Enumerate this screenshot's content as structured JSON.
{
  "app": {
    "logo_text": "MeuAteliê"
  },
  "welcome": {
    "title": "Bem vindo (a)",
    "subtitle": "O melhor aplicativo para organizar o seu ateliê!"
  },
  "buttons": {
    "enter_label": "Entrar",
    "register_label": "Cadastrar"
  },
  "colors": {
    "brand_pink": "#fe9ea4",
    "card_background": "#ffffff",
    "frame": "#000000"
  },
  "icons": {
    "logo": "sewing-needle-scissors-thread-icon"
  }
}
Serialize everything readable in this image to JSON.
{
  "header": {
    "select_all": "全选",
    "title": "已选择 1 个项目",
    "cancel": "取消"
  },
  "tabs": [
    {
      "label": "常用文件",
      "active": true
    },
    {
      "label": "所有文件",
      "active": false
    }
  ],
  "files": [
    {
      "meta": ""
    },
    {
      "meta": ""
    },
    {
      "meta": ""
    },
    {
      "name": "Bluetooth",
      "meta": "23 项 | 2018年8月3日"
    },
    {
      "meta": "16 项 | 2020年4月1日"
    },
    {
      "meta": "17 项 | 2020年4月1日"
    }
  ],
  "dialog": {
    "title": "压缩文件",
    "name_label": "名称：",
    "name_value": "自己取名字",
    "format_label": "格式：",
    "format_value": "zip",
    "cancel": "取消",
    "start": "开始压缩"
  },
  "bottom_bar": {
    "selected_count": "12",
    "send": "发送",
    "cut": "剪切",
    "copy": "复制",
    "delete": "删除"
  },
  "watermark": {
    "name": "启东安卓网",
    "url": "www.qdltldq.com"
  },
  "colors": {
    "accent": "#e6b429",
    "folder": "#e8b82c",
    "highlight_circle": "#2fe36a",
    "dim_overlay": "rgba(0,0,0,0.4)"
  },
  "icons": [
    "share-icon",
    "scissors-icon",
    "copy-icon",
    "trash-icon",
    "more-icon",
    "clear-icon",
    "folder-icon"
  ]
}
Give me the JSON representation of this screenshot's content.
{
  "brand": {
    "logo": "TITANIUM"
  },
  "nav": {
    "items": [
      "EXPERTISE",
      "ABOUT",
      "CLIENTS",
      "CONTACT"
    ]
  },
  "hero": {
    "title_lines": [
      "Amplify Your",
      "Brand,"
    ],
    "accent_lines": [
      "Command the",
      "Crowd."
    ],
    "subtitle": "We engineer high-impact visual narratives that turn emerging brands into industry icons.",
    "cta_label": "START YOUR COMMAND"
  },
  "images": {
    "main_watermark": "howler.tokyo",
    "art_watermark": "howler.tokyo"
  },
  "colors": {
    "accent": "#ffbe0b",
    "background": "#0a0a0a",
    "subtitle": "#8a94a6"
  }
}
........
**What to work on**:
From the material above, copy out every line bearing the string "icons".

**Response to the exercise**:
  "icons": {
  "icons": [
    "subtitle": "We engineer high-impact visual narratives that turn emerging brands into industry icons.",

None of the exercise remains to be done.